Provided data Block Start
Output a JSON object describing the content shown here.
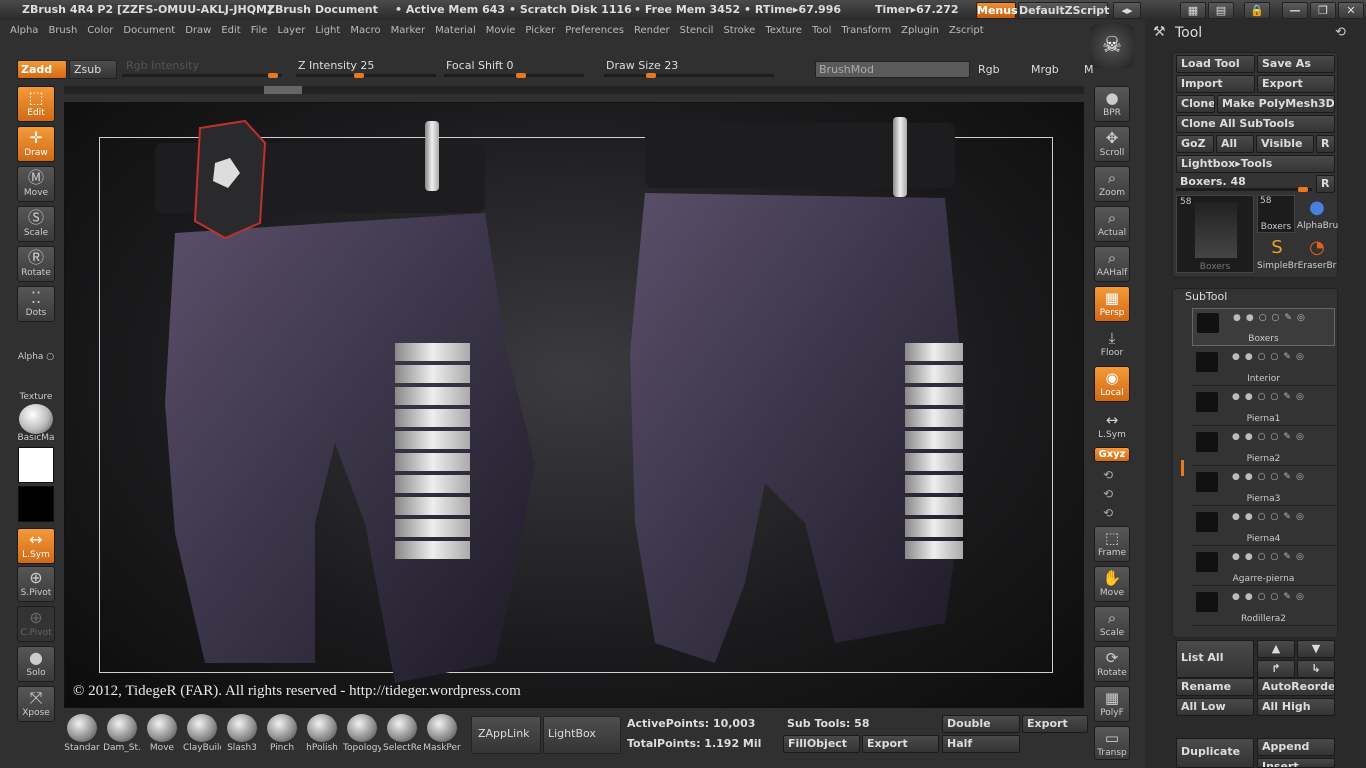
{
  "titlebar": {
    "app": "ZBrush 4R4 P2 [ZZFS-OMUU-AKLJ-JHQM]",
    "document": "ZBrush Document",
    "active_mem": "• Active Mem 643",
    "scratch_disk": "• Scratch Disk 1116",
    "free_mem": "• Free Mem 3452",
    "rtime": "• RTime▸67.996",
    "timer": "Timer▸67.272",
    "menus_btn": "Menus",
    "default_zscript": "DefaultZScript"
  },
  "menubar": [
    "Alpha",
    "Brush",
    "Color",
    "Document",
    "Draw",
    "Edit",
    "File",
    "Layer",
    "Light",
    "Macro",
    "Marker",
    "Material",
    "Movie",
    "Picker",
    "Preferences",
    "Render",
    "Stencil",
    "Stroke",
    "Texture",
    "Tool",
    "Transform",
    "Zplugin",
    "Zscript"
  ],
  "drawbar": {
    "zadd": "Zadd",
    "zsub": "Zsub",
    "rgb_intensity": "Rgb Intensity",
    "z_intensity_label": "Z Intensity",
    "z_intensity": 25,
    "focal_shift_label": "Focal Shift",
    "focal_shift": 0,
    "draw_size_label": "Draw Size",
    "draw_size": 23,
    "brushmod": "BrushMod",
    "rgb": "Rgb",
    "mrgb": "Mrgb",
    "m": "M"
  },
  "left_shelf": {
    "edit": "Edit",
    "draw": "Draw",
    "move": "Move",
    "scale": "Scale",
    "rotate": "Rotate",
    "dots": "Dots",
    "alpha": "Alpha",
    "texture": "Texture",
    "material": "BasicMa",
    "lsym": "L.Sym",
    "spivot": "S.Pivot",
    "cpivot": "C.Pivot",
    "solo": "Solo",
    "xpose": "Xpose"
  },
  "right_shelf": {
    "bpr": "BPR",
    "scroll": "Scroll",
    "zoom": "Zoom",
    "actual": "Actual",
    "aahalf": "AAHalf",
    "persp": "Persp",
    "floor": "Floor",
    "local": "Local",
    "lsym": "L.Sym",
    "xyz": "Gxyz",
    "frame": "Frame",
    "move": "Move",
    "scale": "Scale",
    "rotate": "Rotate",
    "polyf": "PolyF",
    "transp": "Transp"
  },
  "canvas": {
    "copyright": "© 2012, TidegeR (FAR). All rights reserved - http://tideger.wordpress.com"
  },
  "bottom": {
    "brushes": [
      "Standar",
      "Dam_St.",
      "Move",
      "ClayBuilc",
      "Slash3",
      "Pinch",
      "hPolish",
      "Topology",
      "SelectRe",
      "MaskPer"
    ],
    "zapplink": "ZAppLink",
    "lightbox": "LightBox",
    "active_points": "ActivePoints: 10,003",
    "total_points": "TotalPoints: 1.192 Mil",
    "sub_tools": "Sub Tools: 58",
    "fillobject": "FillObject",
    "export1": "Export",
    "double": "Double",
    "export2": "Export",
    "half": "Half"
  },
  "tool_panel": {
    "title": "Tool",
    "load_tool": "Load Tool",
    "save_as": "Save As",
    "import": "Import",
    "export": "Export",
    "clone": "Clone",
    "make_polymesh": "Make PolyMesh3D",
    "clone_all": "Clone All SubTools",
    "goz": "GoZ",
    "all": "All",
    "visible": "Visible",
    "r": "R",
    "lightbox_tools": "Lightbox▸Tools",
    "boxers_label": "Boxers. 48",
    "thumb_count1": "58",
    "thumb_count2": "58",
    "thumb_main": "Boxers",
    "thumb_boxers": "Boxers",
    "thumb_alpha": "AlphaBru",
    "thumb_simple": "SimpleBr",
    "thumb_eraser": "EraserBr",
    "subtool_title": "SubTool",
    "subtools": [
      "Boxers",
      "Interior",
      "Pierna1",
      "Pierna2",
      "Pierna3",
      "Pierna4",
      "Agarre-pierna",
      "Rodillera2"
    ],
    "list_all": "List All",
    "rename": "Rename",
    "autoreorder": "AutoReorder",
    "all_low": "All Low",
    "all_high": "All High",
    "duplicate": "Duplicate",
    "append": "Append",
    "insert": "Insert"
  }
}
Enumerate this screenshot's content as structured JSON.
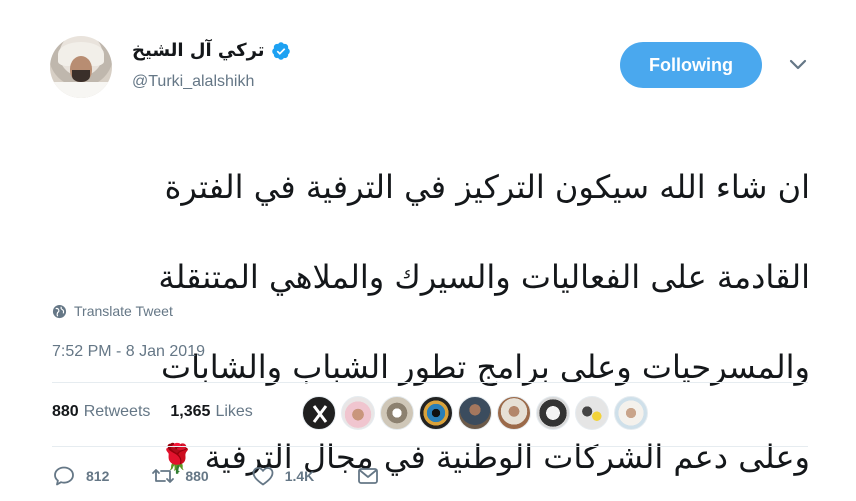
{
  "header": {
    "display_name": "تركي آل الشيخ",
    "handle": "@Turki_alalshikh",
    "verified": true,
    "follow_button_label": "Following"
  },
  "tweet": {
    "lines": [
      "ان شاء الله  سيكون التركيز في الترفية في الفترة",
      "القادمة على الفعاليات والسيرك والملاهي المتنقلة",
      "والمسرحيات وعلى برامج تطور الشباب والشابات",
      "وعلى دعم الشركات الوطنية في مجال الترفية"
    ],
    "emoji": "🌹",
    "translate_label": "Translate Tweet",
    "timestamp": "7:52 PM - 8 Jan 2019"
  },
  "stats": {
    "retweets_count": "880",
    "retweets_label": "Retweets",
    "likes_count": "1,365",
    "likes_label": "Likes"
  },
  "actions": {
    "reply_count": "812",
    "retweet_count": "880",
    "like_count": "1.4K"
  },
  "colors": {
    "accent": "#4aa8ee",
    "muted": "#657786",
    "text": "#14171a",
    "verified": "#1da1f2"
  },
  "icons": [
    "verified-badge-icon",
    "chevron-down-icon",
    "globe-icon",
    "reply-icon",
    "retweet-icon",
    "like-icon",
    "message-icon"
  ]
}
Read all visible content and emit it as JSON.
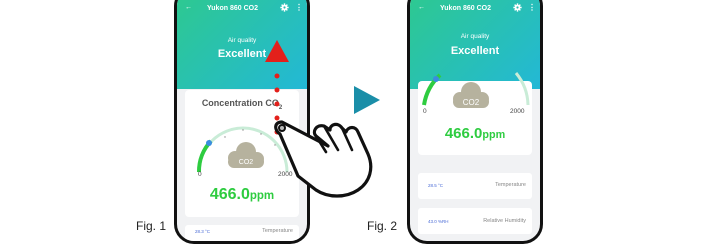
{
  "phone1": {
    "title": "Yukon 860 CO2",
    "air_quality_label": "Air quality",
    "air_quality_value": "Excellent",
    "card_title": "Concentration CO2",
    "gauge_min": "0",
    "gauge_max": "2000",
    "badge": "CO2",
    "reading_value": "466.0",
    "reading_unit": "ppm",
    "temperature_value": "28.3 °C",
    "temperature_label": "Temperature"
  },
  "phone2": {
    "title": "Yukon 860 CO2",
    "air_quality_label": "Air quality",
    "air_quality_value": "Excellent",
    "gauge_min": "0",
    "gauge_max": "2000",
    "badge": "CO2",
    "reading_value": "466.0",
    "reading_unit": "ppm",
    "temperature_value": "28.5 °C",
    "temperature_label": "Temperature",
    "humidity_value": "43.0 %RH",
    "humidity_label": "Relative Humidity"
  },
  "figures": {
    "fig1": "Fig. 1",
    "fig2": "Fig. 2"
  },
  "colors": {
    "header_start": "#2ec98e",
    "header_end": "#23b8d6",
    "reading": "#2ecc40",
    "arrow": "#e3201b",
    "next_arrow": "#1a8ea8"
  },
  "icons": {
    "back": "arrow-left-icon",
    "settings": "gear-icon",
    "more": "more-vertical-icon",
    "cloud": "cloud-icon",
    "hand": "hand-pointer-icon",
    "next": "play-triangle-icon"
  }
}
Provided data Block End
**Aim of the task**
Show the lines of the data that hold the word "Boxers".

**Result for this task**
    "boxers_label": "Boxers. 48",
    "thumb_main": "Boxers",
    "thumb_boxers": "Boxers",
      "Boxers",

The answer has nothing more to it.